#### Task requirements:
In the records that follow, find each line containing "JSON" and copy it.

Dataset rows for apps and sites:

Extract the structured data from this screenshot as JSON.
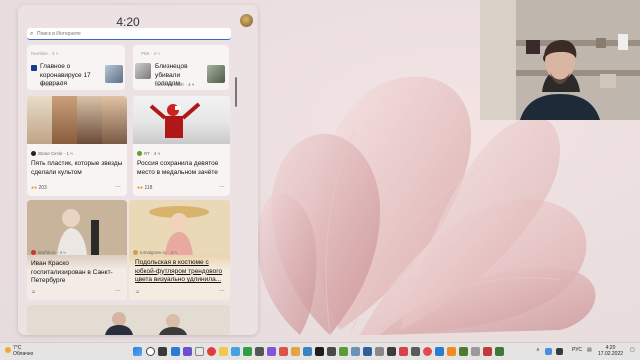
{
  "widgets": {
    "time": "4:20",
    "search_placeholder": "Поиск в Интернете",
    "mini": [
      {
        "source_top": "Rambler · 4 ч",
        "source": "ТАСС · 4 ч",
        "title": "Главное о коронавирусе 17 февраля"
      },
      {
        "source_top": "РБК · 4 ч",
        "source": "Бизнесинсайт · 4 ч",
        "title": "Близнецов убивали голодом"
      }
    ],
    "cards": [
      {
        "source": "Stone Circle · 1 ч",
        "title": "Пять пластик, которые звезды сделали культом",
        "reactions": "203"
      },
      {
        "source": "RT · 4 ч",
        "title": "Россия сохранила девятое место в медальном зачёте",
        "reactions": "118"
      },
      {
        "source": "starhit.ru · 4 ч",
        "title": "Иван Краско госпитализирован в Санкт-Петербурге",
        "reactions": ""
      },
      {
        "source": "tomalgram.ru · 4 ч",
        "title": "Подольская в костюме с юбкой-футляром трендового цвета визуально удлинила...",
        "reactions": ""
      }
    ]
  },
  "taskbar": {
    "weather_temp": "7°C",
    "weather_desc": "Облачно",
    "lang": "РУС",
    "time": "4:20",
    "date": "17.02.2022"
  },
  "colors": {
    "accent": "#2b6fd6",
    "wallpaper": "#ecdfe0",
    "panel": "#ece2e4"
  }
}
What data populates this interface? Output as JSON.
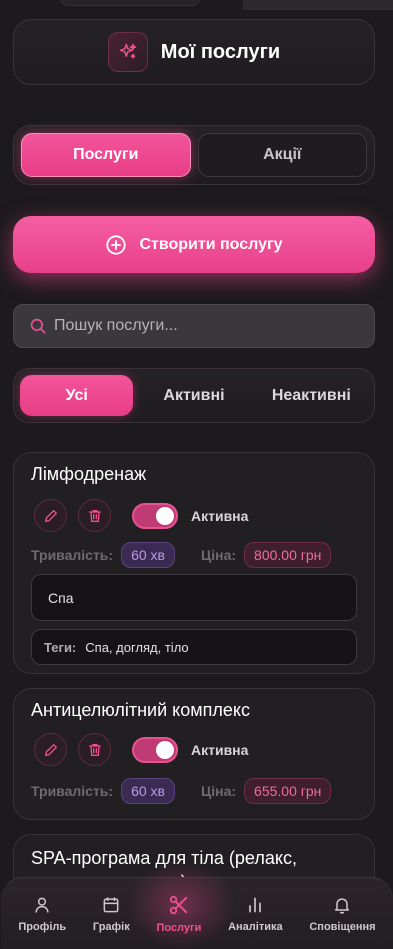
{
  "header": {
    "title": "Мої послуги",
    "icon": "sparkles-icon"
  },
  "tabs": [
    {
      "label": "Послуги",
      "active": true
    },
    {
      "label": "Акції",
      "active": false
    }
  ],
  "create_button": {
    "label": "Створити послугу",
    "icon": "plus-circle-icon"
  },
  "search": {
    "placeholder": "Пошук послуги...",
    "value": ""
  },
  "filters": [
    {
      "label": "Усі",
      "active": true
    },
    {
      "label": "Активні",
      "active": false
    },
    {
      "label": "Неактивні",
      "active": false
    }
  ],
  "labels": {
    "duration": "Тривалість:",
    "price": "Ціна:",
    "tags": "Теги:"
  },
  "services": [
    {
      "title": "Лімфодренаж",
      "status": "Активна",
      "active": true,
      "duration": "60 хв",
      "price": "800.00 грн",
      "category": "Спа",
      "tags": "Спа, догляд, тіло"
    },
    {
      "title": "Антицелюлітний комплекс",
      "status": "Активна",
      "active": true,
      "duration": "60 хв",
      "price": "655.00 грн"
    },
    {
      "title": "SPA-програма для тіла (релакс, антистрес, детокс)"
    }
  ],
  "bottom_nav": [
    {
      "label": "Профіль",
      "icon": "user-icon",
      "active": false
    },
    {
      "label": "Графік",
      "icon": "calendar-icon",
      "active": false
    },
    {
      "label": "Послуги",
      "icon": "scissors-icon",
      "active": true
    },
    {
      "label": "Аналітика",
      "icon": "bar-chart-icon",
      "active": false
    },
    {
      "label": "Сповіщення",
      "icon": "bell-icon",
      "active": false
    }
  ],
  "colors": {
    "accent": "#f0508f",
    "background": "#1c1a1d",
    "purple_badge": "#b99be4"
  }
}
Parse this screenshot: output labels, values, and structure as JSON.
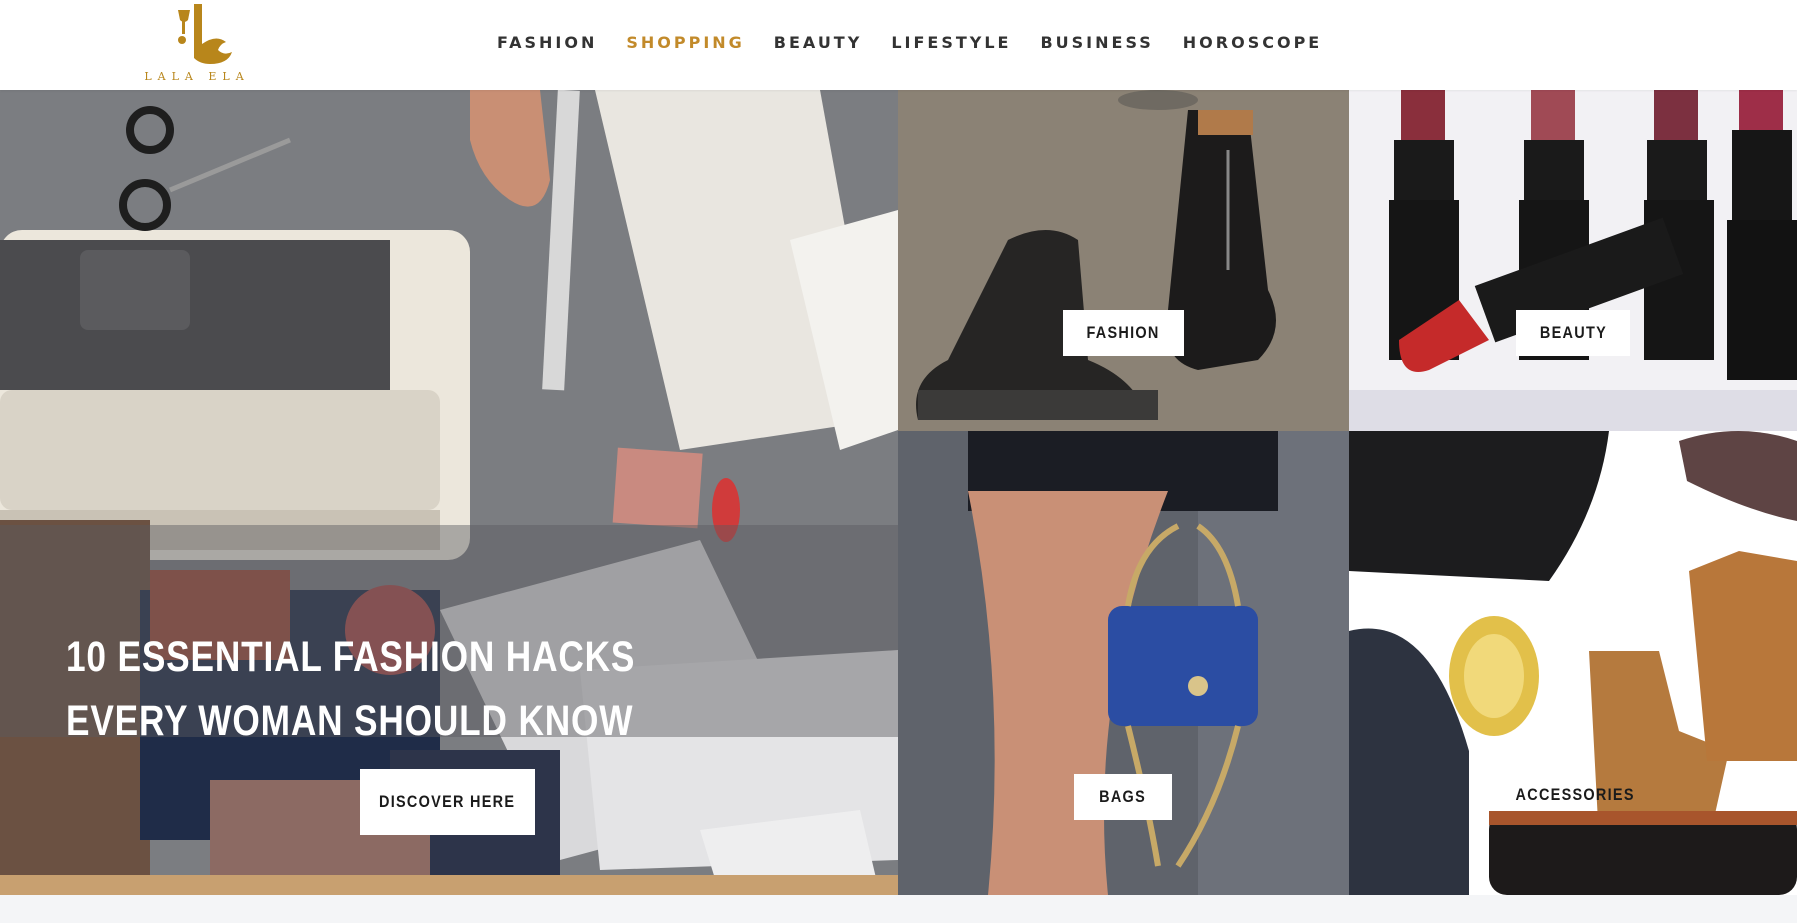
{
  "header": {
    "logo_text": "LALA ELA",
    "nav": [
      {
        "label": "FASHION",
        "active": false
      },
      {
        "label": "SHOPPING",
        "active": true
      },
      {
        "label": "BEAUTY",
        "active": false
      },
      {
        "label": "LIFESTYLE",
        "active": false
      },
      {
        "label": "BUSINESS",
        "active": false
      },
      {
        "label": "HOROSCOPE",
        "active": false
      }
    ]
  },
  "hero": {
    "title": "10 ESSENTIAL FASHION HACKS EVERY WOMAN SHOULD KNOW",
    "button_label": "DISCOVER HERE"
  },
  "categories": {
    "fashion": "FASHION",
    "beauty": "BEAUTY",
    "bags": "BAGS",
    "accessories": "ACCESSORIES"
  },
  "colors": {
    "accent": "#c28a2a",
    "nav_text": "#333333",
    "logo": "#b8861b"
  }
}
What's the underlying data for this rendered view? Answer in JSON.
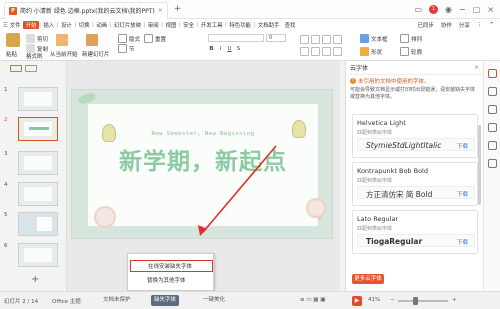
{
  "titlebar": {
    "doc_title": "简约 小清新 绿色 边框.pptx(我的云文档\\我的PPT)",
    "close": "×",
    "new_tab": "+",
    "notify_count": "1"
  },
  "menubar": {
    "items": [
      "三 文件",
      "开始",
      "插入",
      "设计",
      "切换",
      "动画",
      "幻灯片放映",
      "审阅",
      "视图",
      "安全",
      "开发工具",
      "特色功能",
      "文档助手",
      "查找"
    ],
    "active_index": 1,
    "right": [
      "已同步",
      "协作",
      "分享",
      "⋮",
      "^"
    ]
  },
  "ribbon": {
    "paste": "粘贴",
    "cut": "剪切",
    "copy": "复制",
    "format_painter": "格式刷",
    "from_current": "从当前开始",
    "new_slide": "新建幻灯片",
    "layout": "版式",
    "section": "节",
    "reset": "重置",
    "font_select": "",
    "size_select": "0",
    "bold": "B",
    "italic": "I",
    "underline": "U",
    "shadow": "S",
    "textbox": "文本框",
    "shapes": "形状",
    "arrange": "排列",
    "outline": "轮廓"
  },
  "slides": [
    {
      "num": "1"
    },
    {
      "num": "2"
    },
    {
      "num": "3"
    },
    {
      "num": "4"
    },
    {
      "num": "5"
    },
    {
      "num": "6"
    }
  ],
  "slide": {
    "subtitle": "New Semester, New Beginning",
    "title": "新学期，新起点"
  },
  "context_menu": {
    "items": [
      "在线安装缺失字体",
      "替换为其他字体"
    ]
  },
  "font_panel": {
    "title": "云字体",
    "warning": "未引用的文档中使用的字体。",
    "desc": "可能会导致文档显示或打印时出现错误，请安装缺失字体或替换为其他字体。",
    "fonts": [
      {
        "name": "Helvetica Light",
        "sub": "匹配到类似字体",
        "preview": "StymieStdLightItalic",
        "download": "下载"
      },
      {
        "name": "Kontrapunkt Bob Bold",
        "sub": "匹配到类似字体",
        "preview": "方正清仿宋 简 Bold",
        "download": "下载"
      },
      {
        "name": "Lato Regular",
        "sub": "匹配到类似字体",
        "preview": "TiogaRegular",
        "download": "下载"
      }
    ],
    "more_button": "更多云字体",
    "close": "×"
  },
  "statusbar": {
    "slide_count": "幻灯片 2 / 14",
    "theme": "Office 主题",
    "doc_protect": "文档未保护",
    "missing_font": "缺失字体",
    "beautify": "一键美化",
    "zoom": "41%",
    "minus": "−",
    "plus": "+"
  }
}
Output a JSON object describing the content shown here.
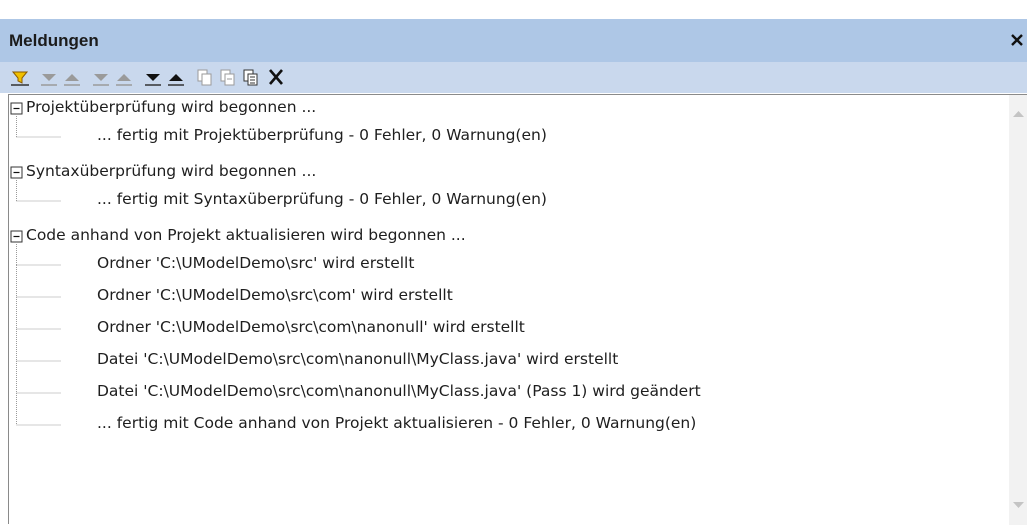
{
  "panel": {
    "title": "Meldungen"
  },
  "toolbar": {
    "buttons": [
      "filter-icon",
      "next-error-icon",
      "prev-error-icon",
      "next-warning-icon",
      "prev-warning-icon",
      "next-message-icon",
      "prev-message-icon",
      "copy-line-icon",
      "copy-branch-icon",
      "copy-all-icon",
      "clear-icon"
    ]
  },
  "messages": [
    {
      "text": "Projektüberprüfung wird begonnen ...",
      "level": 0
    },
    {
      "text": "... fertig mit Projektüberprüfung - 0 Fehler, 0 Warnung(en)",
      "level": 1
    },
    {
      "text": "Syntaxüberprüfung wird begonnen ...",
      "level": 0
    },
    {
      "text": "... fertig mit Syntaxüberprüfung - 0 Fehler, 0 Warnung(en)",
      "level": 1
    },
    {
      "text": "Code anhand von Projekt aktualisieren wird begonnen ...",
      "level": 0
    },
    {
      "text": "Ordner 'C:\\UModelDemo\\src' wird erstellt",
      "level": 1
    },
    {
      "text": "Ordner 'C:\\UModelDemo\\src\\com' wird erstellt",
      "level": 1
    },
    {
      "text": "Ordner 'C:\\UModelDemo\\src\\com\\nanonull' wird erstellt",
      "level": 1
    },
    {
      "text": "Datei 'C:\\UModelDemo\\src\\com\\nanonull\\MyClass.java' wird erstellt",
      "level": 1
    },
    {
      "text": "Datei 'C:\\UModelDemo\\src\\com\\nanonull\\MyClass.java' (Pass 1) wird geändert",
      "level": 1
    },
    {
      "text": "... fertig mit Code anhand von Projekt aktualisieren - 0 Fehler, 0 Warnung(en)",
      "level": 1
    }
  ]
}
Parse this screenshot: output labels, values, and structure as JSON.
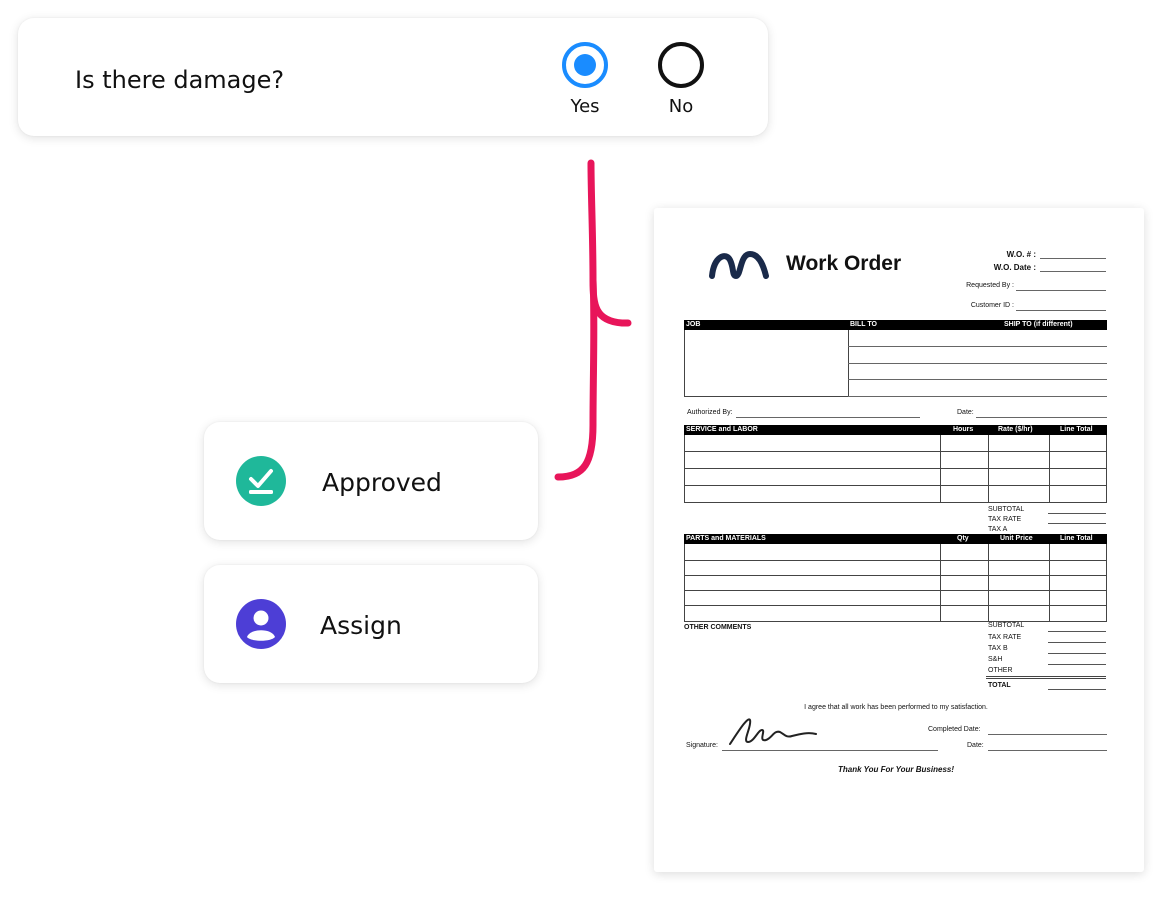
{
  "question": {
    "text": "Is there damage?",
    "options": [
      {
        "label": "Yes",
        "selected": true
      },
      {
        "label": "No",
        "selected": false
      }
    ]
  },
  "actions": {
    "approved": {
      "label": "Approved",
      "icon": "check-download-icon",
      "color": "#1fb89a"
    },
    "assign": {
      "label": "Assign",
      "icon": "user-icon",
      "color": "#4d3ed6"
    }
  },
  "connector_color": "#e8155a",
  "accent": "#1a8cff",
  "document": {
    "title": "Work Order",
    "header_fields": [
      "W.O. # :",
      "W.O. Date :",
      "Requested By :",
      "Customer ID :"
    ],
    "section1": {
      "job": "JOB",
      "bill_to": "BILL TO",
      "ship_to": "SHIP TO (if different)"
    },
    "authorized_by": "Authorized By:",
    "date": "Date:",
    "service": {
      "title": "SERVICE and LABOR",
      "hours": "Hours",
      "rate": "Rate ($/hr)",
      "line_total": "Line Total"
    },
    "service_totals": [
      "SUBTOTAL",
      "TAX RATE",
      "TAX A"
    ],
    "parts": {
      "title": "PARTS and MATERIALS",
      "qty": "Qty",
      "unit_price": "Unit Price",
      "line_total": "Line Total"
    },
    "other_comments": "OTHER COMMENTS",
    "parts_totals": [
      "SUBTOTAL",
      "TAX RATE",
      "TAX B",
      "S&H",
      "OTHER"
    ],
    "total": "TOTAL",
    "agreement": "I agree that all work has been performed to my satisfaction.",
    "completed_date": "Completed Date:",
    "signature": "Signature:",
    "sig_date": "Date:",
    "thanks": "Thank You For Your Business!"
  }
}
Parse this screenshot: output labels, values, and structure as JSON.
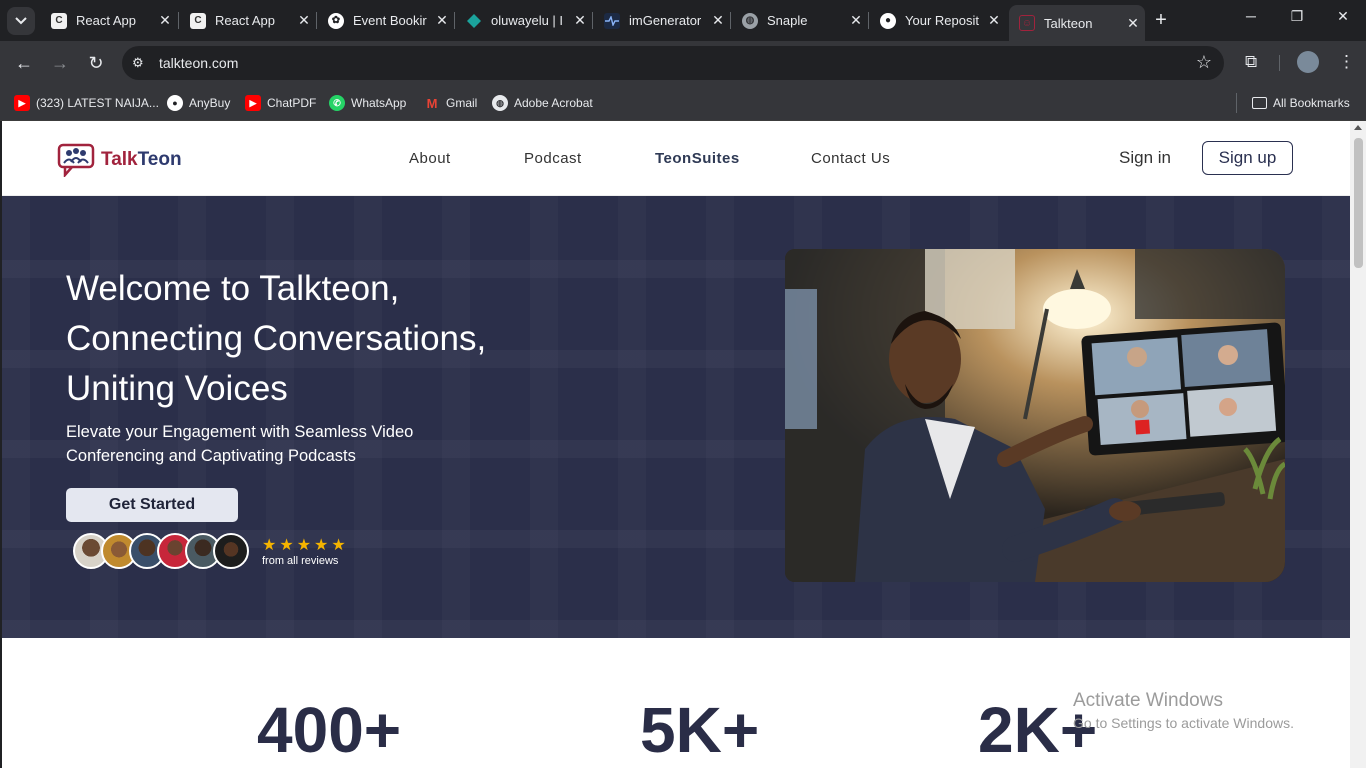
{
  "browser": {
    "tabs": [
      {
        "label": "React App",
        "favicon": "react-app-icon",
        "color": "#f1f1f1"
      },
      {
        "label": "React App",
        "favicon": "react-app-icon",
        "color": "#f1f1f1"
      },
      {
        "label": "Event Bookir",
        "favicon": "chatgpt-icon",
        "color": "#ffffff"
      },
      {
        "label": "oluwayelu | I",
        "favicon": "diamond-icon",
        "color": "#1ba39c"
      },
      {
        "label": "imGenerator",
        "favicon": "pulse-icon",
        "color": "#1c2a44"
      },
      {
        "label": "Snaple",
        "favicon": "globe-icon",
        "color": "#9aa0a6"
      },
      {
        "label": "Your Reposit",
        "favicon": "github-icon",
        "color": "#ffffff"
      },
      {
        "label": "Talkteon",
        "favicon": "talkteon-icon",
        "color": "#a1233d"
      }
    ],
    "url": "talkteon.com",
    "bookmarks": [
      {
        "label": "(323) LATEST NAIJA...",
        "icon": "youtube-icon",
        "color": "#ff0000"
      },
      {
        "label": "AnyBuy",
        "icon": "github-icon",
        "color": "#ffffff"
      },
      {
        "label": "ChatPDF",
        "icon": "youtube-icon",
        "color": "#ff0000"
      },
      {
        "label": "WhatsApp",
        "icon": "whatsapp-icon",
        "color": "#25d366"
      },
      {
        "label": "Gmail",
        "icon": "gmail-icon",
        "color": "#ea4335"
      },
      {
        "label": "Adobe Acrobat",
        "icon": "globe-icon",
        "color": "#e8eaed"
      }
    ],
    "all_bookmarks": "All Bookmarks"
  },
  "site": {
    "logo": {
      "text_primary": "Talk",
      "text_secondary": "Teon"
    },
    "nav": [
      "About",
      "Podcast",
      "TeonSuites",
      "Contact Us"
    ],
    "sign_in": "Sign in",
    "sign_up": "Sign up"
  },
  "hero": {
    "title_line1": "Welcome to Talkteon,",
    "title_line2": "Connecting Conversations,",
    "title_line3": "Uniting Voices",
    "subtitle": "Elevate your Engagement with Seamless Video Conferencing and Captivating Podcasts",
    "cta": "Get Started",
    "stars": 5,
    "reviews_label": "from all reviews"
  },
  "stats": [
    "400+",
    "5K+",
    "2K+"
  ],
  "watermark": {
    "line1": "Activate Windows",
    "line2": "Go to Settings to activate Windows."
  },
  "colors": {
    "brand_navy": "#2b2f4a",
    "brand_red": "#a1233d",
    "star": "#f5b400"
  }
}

#### Task result:
Extract the structured data from this screenshot as JSON.
What data populates this interface? Output as JSON.
Parse this screenshot: output labels, values, and structure as JSON.
What's the underlying data for this rendered view? Answer in JSON.
Output a JSON object describing the content shown here.
Parse this screenshot: output labels, values, and structure as JSON.
Parse this screenshot: output labels, values, and structure as JSON.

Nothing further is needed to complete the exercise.